[Start of Attachment]
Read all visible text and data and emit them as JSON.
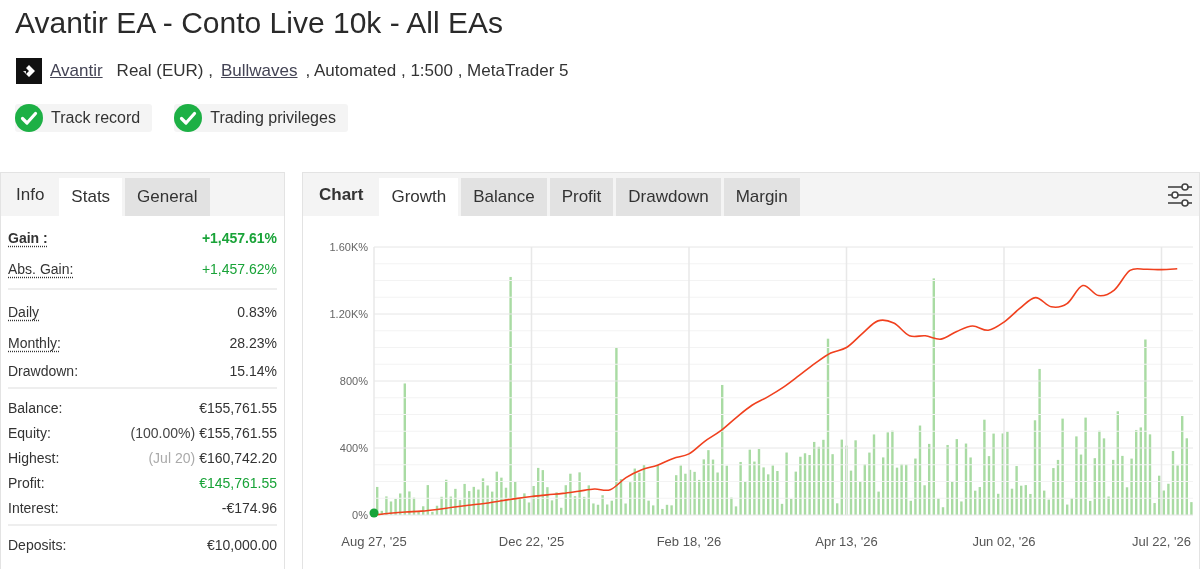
{
  "title": "Avantir EA - Conto Live 10k - All EAs",
  "meta": {
    "author": "Avantir",
    "account": "Real (EUR) ,",
    "broker": "Bullwaves",
    "details": ", Automated , 1:500 , MetaTrader 5"
  },
  "badges": [
    {
      "label": "Track record",
      "checked": true
    },
    {
      "label": "Trading privileges",
      "checked": true
    }
  ],
  "stats_panel": {
    "heading": "Info",
    "tabs": [
      {
        "label": "Stats",
        "selected": true
      },
      {
        "label": "General",
        "selected": false
      }
    ],
    "groups": [
      {
        "rows": [
          {
            "label": "Gain :",
            "value": "+1,457.61%",
            "positive": true,
            "bold": true,
            "underlined": true
          },
          {
            "label": "Abs. Gain:",
            "value": "+1,457.62%",
            "positive": true,
            "bold": false,
            "underlined": true
          }
        ]
      },
      {
        "rows": [
          {
            "label": "Daily",
            "value": "0.83%",
            "positive": false,
            "bold": false,
            "underlined": true
          },
          {
            "label": "Monthly:",
            "value": "28.23%",
            "positive": false,
            "bold": false,
            "underlined": true
          },
          {
            "label": "Drawdown:",
            "value": "15.14%",
            "positive": false,
            "bold": false,
            "underlined": false
          }
        ]
      },
      {
        "rows": [
          {
            "label": "Balance:",
            "value": "€155,761.55",
            "positive": false,
            "bold": false,
            "underlined": false
          },
          {
            "label": "Equity:",
            "note": "(100.00%)",
            "note_muted": false,
            "value": "€155,761.55",
            "positive": false,
            "bold": false,
            "underlined": false
          },
          {
            "label": "Highest:",
            "note": "(Jul 20)",
            "note_muted": true,
            "value": "€160,742.20",
            "positive": false,
            "bold": false,
            "underlined": false
          },
          {
            "label": "Profit:",
            "value": "€145,761.55",
            "positive": true,
            "bold": false,
            "underlined": false
          },
          {
            "label": "Interest:",
            "value": "-€174.96",
            "positive": false,
            "bold": false,
            "underlined": false
          }
        ]
      },
      {
        "rows": [
          {
            "label": "Deposits:",
            "value": "€10,000.00",
            "positive": false,
            "bold": false,
            "underlined": false
          }
        ]
      }
    ]
  },
  "chart_panel": {
    "heading": "Chart",
    "tabs": [
      {
        "label": "Growth",
        "selected": true
      },
      {
        "label": "Balance",
        "selected": false
      },
      {
        "label": "Profit",
        "selected": false
      },
      {
        "label": "Drawdown",
        "selected": false
      },
      {
        "label": "Margin",
        "selected": false
      }
    ],
    "chart_data": {
      "type": "line",
      "grid": true,
      "ylim": [
        0,
        1600
      ],
      "categories": [
        "Aug 27, '25",
        null,
        null,
        null,
        null,
        null,
        null,
        null,
        null,
        null,
        "Dec 22, '25",
        null,
        null,
        null,
        null,
        null,
        null,
        null,
        null,
        null,
        "Feb 18, '26",
        null,
        null,
        null,
        null,
        null,
        null,
        null,
        null,
        null,
        "Apr 13, '26",
        null,
        null,
        null,
        null,
        null,
        null,
        null,
        null,
        null,
        "Jun 02, '26",
        null,
        null,
        null,
        null,
        null,
        null,
        null,
        null,
        null,
        "Jul 22, '26",
        null
      ],
      "yticks": [
        {
          "value": 0,
          "label": "0%"
        },
        {
          "value": 400,
          "label": "400%"
        },
        {
          "value": 800,
          "label": "800%"
        },
        {
          "value": 1200,
          "label": "1.20K%"
        },
        {
          "value": 1600,
          "label": "1.60K%"
        }
      ],
      "series": [
        {
          "color": "#f0401e",
          "values": [
            0,
            10,
            18,
            23,
            33,
            46,
            58,
            69,
            84,
            98,
            110,
            120,
            129,
            142,
            155,
            151,
            223,
            270,
            297,
            338,
            365,
            440,
            502,
            582,
            655,
            705,
            763,
            833,
            905,
            967,
            1000,
            1083,
            1159,
            1146,
            1070,
            1070,
            1050,
            1096,
            1128,
            1103,
            1152,
            1233,
            1298,
            1243,
            1262,
            1370,
            1310,
            1343,
            1460,
            1467,
            1465,
            1470
          ]
        }
      ]
    }
  }
}
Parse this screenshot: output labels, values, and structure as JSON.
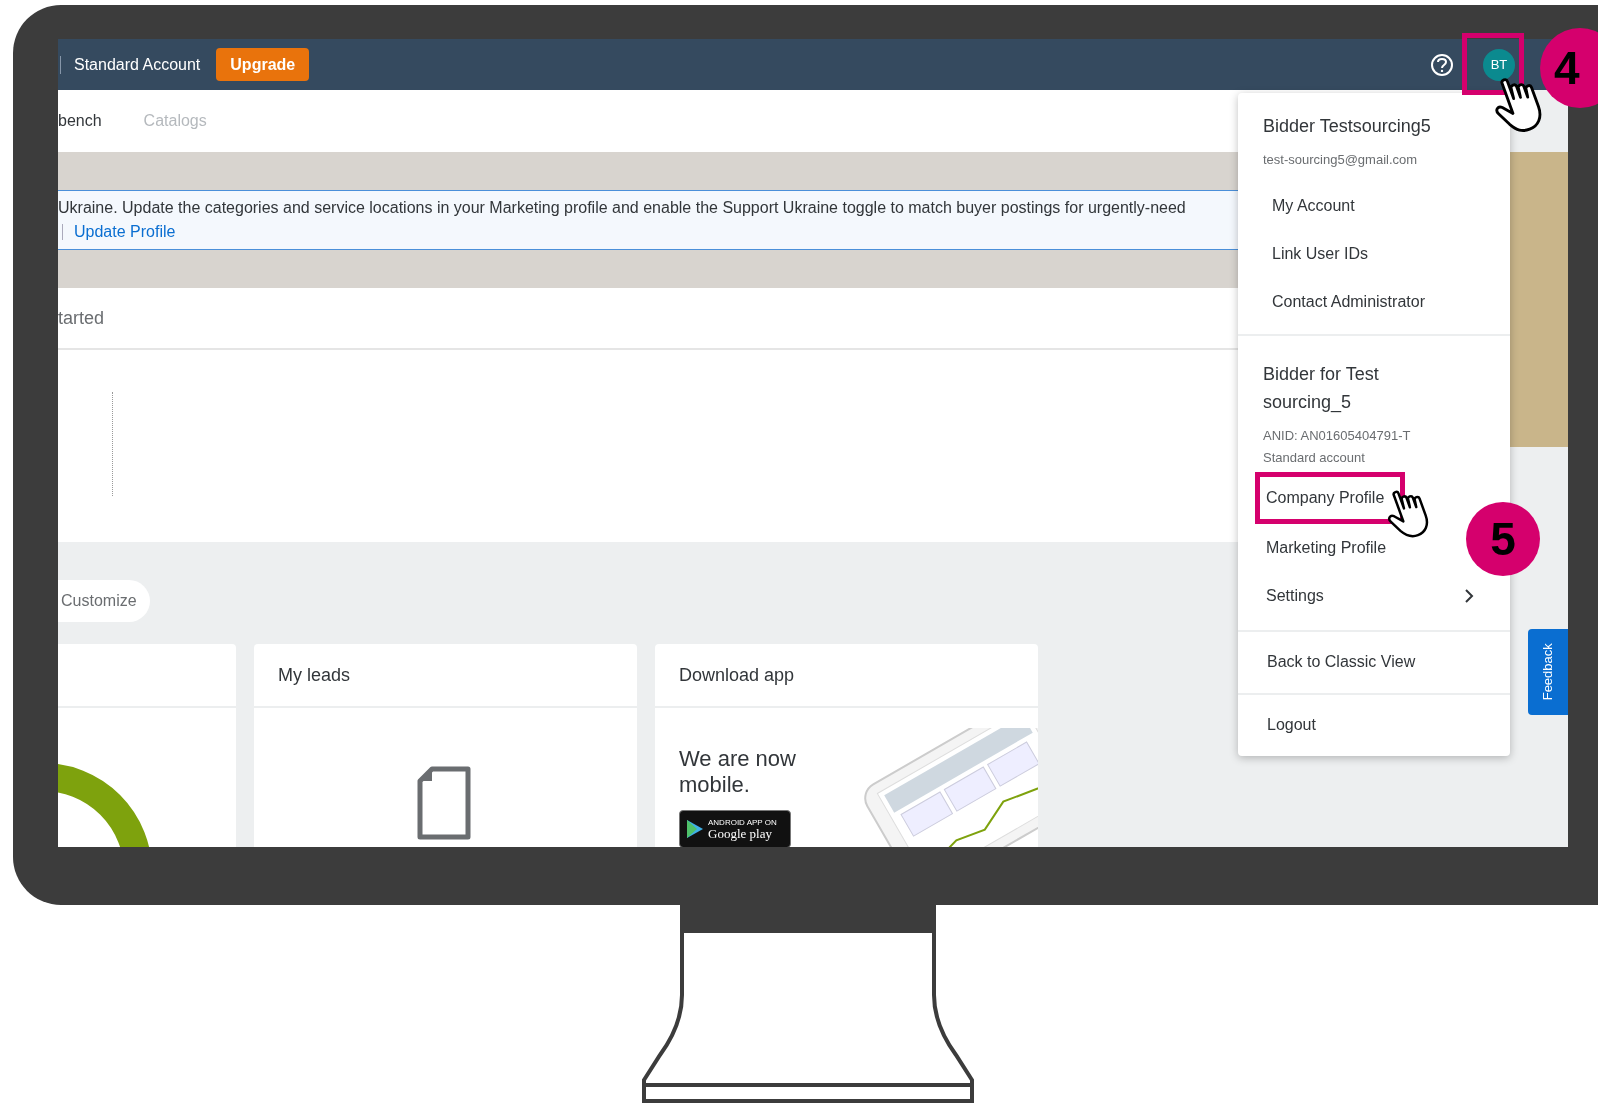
{
  "top_bar": {
    "account_type": "Standard Account",
    "upgrade_button": "Upgrade",
    "avatar": {
      "initials": "BT",
      "highlighted": true,
      "step": "4"
    }
  },
  "tabs": [
    {
      "label": "bench",
      "disabled": false
    },
    {
      "label": "Catalogs",
      "disabled": true
    }
  ],
  "banner": {
    "message": "Ukraine. Update the categories and service locations in your Marketing profile and enable the Support Ukraine toggle to match buyer postings for urgently-need",
    "link": "Update Profile"
  },
  "section_title": "tarted",
  "customize_button": "Customize",
  "cards": [
    {
      "kind": "donut"
    },
    {
      "kind": "empty",
      "title": "My leads"
    },
    {
      "kind": "app",
      "title": "Download app",
      "text": "We are now mobile.",
      "store_small": "ANDROID APP ON",
      "store": "Google play"
    }
  ],
  "user_menu": {
    "name": "Bidder Testsourcing5",
    "email": "test-sourcing5@gmail.com",
    "user_items": [
      {
        "label": "My Account",
        "highlighted": false
      },
      {
        "label": "Link User IDs",
        "highlighted": false
      },
      {
        "label": "Contact Administrator",
        "highlighted": false
      }
    ],
    "org_name": "Bidder for Test sourcing_5",
    "anid": "ANID: AN01605404791-T",
    "account": "Standard account",
    "org_items": [
      {
        "label": "Company Profile",
        "highlighted": true,
        "submenu": false,
        "step": "5"
      },
      {
        "label": "Marketing Profile",
        "highlighted": false,
        "submenu": false
      },
      {
        "label": "Settings",
        "highlighted": false,
        "submenu": true
      }
    ],
    "footer_items": [
      "Back to Classic View",
      "Logout"
    ]
  },
  "feedback_tab": "Feedback"
}
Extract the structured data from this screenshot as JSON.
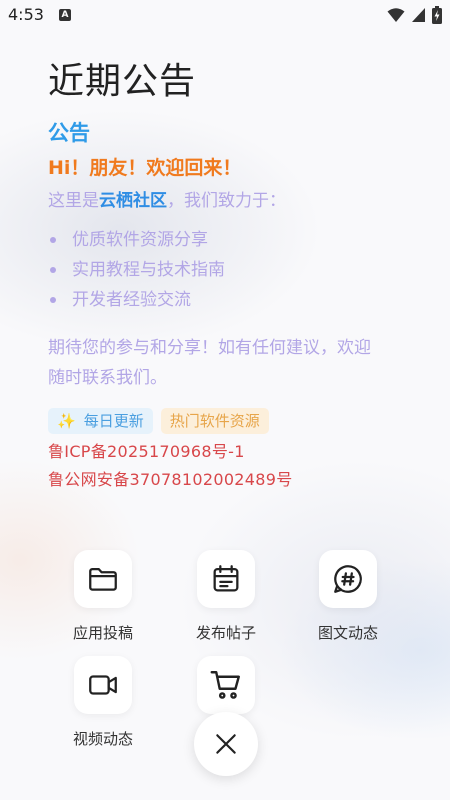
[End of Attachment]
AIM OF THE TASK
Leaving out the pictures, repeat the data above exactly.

EXERCISE SOLUTION
Read all visible text and data and emit them as JSON.
{
  "title": "Avantir EA - Conto Live 10k - All EAs",
  "meta": {
    "author": "Avantir",
    "account": "Real (EUR) ,",
    "broker": "Bullwaves",
    "details": ", Automated , 1:500 , MetaTrader 5"
  },
  "badges": [
    {
      "label": "Track record",
      "checked": true
    },
    {
      "label": "Trading privileges",
      "checked": true
    }
  ],
  "stats_panel": {
    "heading": "Info",
    "tabs": [
      {
        "label": "Stats",
        "selected": true
      },
      {
        "label": "General",
        "selected": false
      }
    ],
    "groups": [
      {
        "rows": [
          {
            "label": "Gain :",
            "value": "+1,457.61%",
            "positive": true,
            "bold": true,
            "underlined": true
          },
          {
            "label": "Abs. Gain:",
            "value": "+1,457.62%",
            "positive": true,
            "bold": false,
            "underlined": true
          }
        ]
      },
      {
        "rows": [
          {
            "label": "Daily",
            "value": "0.83%",
            "positive": false,
            "bold": false,
            "underlined": true
          },
          {
            "label": "Monthly:",
            "value": "28.23%",
            "positive": false,
            "bold": false,
            "underlined": true
          },
          {
            "label": "Drawdown:",
            "value": "15.14%",
            "positive": false,
            "bold": false,
            "underlined": false
          }
        ]
      },
      {
        "rows": [
          {
            "label": "Balance:",
            "value": "€155,761.55",
            "positive": false,
            "bold": false,
            "underlined": false
          },
          {
            "label": "Equity:",
            "note": "(100.00%)",
            "note_muted": false,
            "value": "€155,761.55",
            "positive": false,
            "bold": false,
            "underlined": false
          },
          {
            "label": "Highest:",
            "note": "(Jul 20)",
            "note_muted": true,
            "value": "€160,742.20",
            "positive": false,
            "bold": false,
            "underlined": false
          },
          {
            "label": "Profit:",
            "value": "€145,761.55",
            "positive": true,
            "bold": false,
            "underlined": false
          },
          {
            "label": "Interest:",
            "value": "-€174.96",
            "positive": false,
            "bold": false,
            "underlined": false
          }
        ]
      },
      {
        "rows": [
          {
            "label": "Deposits:",
            "value": "€10,000.00",
            "positive": false,
            "bold": false,
            "underlined": false
          }
        ]
      }
    ]
  },
  "chart_panel": {
    "heading": "Chart",
    "tabs": [
      {
        "label": "Growth",
        "selected": true
      },
      {
        "label": "Balance",
        "selected": false
      },
      {
        "label": "Profit",
        "selected": false
      },
      {
        "label": "Drawdown",
        "selected": false
      },
      {
        "label": "Margin",
        "selected": false
      }
    ],
    "chart_data": {
      "type": "line",
      "grid": true,
      "ylim": [
        0,
        1600
      ],
      "categories": [
        "Aug 27, '25",
        null,
        null,
        null,
        null,
        null,
        null,
        null,
        null,
        null,
        "Dec 22, '25",
        null,
        null,
        null,
        null,
        null,
        null,
        null,
        null,
        null,
        "Feb 18, '26",
        null,
        null,
        null,
        null,
        null,
        null,
        null,
        null,
        null,
        "Apr 13, '26",
        null,
        null,
        null,
        null,
        null,
        null,
        null,
        null,
        null,
        "Jun 02, '26",
        null,
        null,
        null,
        null,
        null,
        null,
        null,
        null,
        null,
        "Jul 22, '26",
        null
      ],
      "yticks": [
        {
          "value": 0,
          "label": "0%"
        },
        {
          "value": 400,
          "label": "400%"
        },
        {
          "value": 800,
          "label": "800%"
        },
        {
          "value": 1200,
          "label": "1.20K%"
        },
        {
          "value": 1600,
          "label": "1.60K%"
        }
      ],
      "series": [
        {
          "color": "#f0401e",
          "values": [
            0,
            10,
            18,
            23,
            33,
            46,
            58,
            69,
            84,
            98,
            110,
            120,
            129,
            142,
            155,
            151,
            223,
            270,
            297,
            338,
            365,
            440,
            502,
            582,
            655,
            705,
            763,
            833,
            905,
            967,
            1000,
            1083,
            1159,
            1146,
            1070,
            1070,
            1050,
            1096,
            1128,
            1103,
            1152,
            1233,
            1298,
            1243,
            1262,
            1370,
            1310,
            1343,
            1460,
            1467,
            1465,
            1470
          ]
        }
      ]
    }
  }
}
Parse this screenshot: output labels, values, and structure as JSON.
{
  "top_bar": {
    "account_type": "Standard Account",
    "upgrade_button": "Upgrade",
    "avatar": {
      "initials": "BT",
      "highlighted": true,
      "step": "4"
    }
  },
  "tabs": [
    {
      "label": "bench",
      "disabled": false
    },
    {
      "label": "Catalogs",
      "disabled": true
    }
  ],
  "banner": {
    "message": "Ukraine. Update the categories and service locations in your Marketing profile and enable the Support Ukraine toggle to match buyer postings for urgently-need",
    "link": "Update Profile"
  },
  "section_title": "tarted",
  "customize_button": "Customize",
  "cards": [
    {
      "kind": "donut"
    },
    {
      "kind": "empty",
      "title": "My leads"
    },
    {
      "kind": "app",
      "title": "Download app",
      "text": "We are now mobile.",
      "store_small": "ANDROID APP ON",
      "store": "Google play"
    }
  ],
  "user_menu": {
    "name": "Bidder Testsourcing5",
    "email": "test-sourcing5@gmail.com",
    "user_items": [
      {
        "label": "My Account",
        "highlighted": false
      },
      {
        "label": "Link User IDs",
        "highlighted": false
      },
      {
        "label": "Contact Administrator",
        "highlighted": false
      }
    ],
    "org_name": "Bidder for Test sourcing_5",
    "anid": "ANID: AN01605404791-T",
    "account": "Standard account",
    "org_items": [
      {
        "label": "Company Profile",
        "highlighted": true,
        "submenu": false,
        "step": "5"
      },
      {
        "label": "Marketing Profile",
        "highlighted": false,
        "submenu": false
      },
      {
        "label": "Settings",
        "highlighted": false,
        "submenu": true
      }
    ],
    "footer_items": [
      "Back to Classic View",
      "Logout"
    ]
  },
  "feedback_tab": "Feedback"
}
Extract the structured data from this screenshot as JSON.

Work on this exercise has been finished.